• **Directions for this task**
Lines of the material that include the string "Work" should be returned.

##### Provided records #####

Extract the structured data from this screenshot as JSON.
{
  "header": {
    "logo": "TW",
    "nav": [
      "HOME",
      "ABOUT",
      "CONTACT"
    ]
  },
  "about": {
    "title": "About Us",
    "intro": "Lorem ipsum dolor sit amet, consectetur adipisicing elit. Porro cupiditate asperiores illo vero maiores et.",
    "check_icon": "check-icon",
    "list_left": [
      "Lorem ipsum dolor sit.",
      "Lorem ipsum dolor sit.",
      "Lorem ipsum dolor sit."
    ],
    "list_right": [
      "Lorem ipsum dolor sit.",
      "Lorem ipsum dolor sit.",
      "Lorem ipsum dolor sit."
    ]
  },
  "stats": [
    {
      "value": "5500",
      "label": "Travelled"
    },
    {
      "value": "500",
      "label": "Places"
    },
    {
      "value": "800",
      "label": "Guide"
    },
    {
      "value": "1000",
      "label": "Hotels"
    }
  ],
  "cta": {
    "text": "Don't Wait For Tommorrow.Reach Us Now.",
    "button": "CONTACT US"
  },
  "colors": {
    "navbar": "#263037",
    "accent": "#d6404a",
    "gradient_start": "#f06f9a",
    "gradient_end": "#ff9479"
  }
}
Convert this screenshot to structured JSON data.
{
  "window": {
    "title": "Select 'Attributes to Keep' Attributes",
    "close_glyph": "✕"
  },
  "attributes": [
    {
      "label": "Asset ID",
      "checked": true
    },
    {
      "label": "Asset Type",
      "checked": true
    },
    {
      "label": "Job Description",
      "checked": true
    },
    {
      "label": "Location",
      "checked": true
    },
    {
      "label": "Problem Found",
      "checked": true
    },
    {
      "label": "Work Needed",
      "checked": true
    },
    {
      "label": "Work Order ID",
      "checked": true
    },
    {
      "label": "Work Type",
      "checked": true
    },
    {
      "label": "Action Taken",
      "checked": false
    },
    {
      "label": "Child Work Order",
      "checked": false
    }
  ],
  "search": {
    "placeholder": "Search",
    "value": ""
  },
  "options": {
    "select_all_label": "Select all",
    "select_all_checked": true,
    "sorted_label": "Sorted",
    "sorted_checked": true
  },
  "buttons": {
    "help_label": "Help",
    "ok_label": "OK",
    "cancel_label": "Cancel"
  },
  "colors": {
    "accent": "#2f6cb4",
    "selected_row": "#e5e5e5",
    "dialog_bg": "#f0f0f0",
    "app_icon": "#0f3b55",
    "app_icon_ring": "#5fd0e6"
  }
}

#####

• **Task result**
      "label": "Work Needed",
      "label": "Work Order ID",
      "label": "Work Type",
      "label": "Child Work Order",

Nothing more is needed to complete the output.